■ Record set:
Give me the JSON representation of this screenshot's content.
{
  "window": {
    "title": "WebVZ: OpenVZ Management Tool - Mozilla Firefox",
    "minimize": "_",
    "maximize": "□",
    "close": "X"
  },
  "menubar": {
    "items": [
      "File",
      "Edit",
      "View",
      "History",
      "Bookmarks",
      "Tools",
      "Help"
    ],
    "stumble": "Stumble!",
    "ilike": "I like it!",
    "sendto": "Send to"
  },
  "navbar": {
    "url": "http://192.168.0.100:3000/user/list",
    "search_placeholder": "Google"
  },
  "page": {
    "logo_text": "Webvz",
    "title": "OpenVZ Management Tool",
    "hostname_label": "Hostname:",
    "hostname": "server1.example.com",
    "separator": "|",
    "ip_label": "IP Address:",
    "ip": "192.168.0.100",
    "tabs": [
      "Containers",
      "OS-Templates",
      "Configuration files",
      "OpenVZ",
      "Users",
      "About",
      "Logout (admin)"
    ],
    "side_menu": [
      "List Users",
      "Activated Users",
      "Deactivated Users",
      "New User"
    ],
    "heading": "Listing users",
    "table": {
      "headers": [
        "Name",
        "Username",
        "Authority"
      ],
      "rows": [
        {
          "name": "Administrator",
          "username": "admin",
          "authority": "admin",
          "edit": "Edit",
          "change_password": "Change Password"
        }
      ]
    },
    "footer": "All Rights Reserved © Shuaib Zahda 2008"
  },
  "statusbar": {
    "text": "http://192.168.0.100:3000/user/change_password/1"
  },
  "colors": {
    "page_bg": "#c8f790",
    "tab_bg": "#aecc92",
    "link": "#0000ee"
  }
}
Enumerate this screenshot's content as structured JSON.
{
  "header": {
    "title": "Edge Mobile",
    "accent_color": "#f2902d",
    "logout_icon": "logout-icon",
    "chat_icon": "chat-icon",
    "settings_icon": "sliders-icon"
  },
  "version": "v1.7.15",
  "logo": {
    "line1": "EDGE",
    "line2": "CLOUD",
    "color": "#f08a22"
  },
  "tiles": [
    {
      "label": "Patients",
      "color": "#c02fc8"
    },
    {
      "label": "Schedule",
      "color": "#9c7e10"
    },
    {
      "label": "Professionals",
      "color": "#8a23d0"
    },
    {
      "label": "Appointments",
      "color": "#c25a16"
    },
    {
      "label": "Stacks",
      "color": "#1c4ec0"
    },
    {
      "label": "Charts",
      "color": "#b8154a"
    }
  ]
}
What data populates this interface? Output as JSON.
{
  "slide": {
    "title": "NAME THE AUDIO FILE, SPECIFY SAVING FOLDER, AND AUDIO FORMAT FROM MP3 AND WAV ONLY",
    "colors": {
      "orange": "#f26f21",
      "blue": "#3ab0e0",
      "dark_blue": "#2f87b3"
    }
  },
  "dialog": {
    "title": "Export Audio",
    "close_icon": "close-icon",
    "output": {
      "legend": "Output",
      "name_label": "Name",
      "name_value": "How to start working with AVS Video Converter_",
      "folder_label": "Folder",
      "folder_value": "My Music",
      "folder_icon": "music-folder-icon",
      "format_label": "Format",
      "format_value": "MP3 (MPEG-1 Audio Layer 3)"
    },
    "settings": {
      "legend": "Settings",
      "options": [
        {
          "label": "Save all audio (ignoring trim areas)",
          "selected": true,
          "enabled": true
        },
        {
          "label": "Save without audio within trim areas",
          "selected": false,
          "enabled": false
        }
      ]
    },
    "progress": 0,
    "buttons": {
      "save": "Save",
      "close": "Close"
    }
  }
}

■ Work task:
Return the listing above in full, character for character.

■ Response to the exercise:
Give me the JSON representation of this screenshot's content.
{
  "window": {
    "title": "WebVZ: OpenVZ Management Tool - Mozilla Firefox",
    "minimize": "_",
    "maximize": "□",
    "close": "X"
  },
  "menubar": {
    "items": [
      "File",
      "Edit",
      "View",
      "History",
      "Bookmarks",
      "Tools",
      "Help"
    ],
    "stumble": "Stumble!",
    "ilike": "I like it!",
    "sendto": "Send to"
  },
  "navbar": {
    "url": "http://192.168.0.100:3000/user/list",
    "search_placeholder": "Google"
  },
  "page": {
    "logo_text": "Webvz",
    "title": "OpenVZ Management Tool",
    "hostname_label": "Hostname:",
    "hostname": "server1.example.com",
    "separator": "|",
    "ip_label": "IP Address:",
    "ip": "192.168.0.100",
    "tabs": [
      "Containers",
      "OS-Templates",
      "Configuration files",
      "OpenVZ",
      "Users",
      "About",
      "Logout (admin)"
    ],
    "side_menu": [
      "List Users",
      "Activated Users",
      "Deactivated Users",
      "New User"
    ],
    "heading": "Listing users",
    "table": {
      "headers": [
        "Name",
        "Username",
        "Authority"
      ],
      "rows": [
        {
          "name": "Administrator",
          "username": "admin",
          "authority": "admin",
          "edit": "Edit",
          "change_password": "Change Password"
        }
      ]
    },
    "footer": "All Rights Reserved © Shuaib Zahda 2008"
  },
  "statusbar": {
    "text": "http://192.168.0.100:3000/user/change_password/1"
  },
  "colors": {
    "page_bg": "#c8f790",
    "tab_bg": "#aecc92",
    "link": "#0000ee"
  }
}
Enumerate this screenshot's content as structured JSON.
{
  "header": {
    "title": "Edge Mobile",
    "accent_color": "#f2902d",
    "logout_icon": "logout-icon",
    "chat_icon": "chat-icon",
    "settings_icon": "sliders-icon"
  },
  "version": "v1.7.15",
  "logo": {
    "line1": "EDGE",
    "line2": "CLOUD",
    "color": "#f08a22"
  },
  "tiles": [
    {
      "label": "Patients",
      "color": "#c02fc8"
    },
    {
      "label": "Schedule",
      "color": "#9c7e10"
    },
    {
      "label": "Professionals",
      "color": "#8a23d0"
    },
    {
      "label": "Appointments",
      "color": "#c25a16"
    },
    {
      "label": "Stacks",
      "color": "#1c4ec0"
    },
    {
      "label": "Charts",
      "color": "#b8154a"
    }
  ]
}
What data populates this interface? Output as JSON.
{
  "slide": {
    "title": "NAME THE AUDIO FILE, SPECIFY SAVING FOLDER, AND AUDIO FORMAT FROM MP3 AND WAV ONLY",
    "colors": {
      "orange": "#f26f21",
      "blue": "#3ab0e0",
      "dark_blue": "#2f87b3"
    }
  },
  "dialog": {
    "title": "Export Audio",
    "close_icon": "close-icon",
    "output": {
      "legend": "Output",
      "name_label": "Name",
      "name_value": "How to start working with AVS Video Converter_",
      "folder_label": "Folder",
      "folder_value": "My Music",
      "folder_icon": "music-folder-icon",
      "format_label": "Format",
      "format_value": "MP3 (MPEG-1 Audio Layer 3)"
    },
    "settings": {
      "legend": "Settings",
      "options": [
        {
          "label": "Save all audio (ignoring trim areas)",
          "selected": true,
          "enabled": true
        },
        {
          "label": "Save without audio within trim areas",
          "selected": false,
          "enabled": false
        }
      ]
    },
    "progress": 0,
    "buttons": {
      "save": "Save",
      "close": "Close"
    }
  }
}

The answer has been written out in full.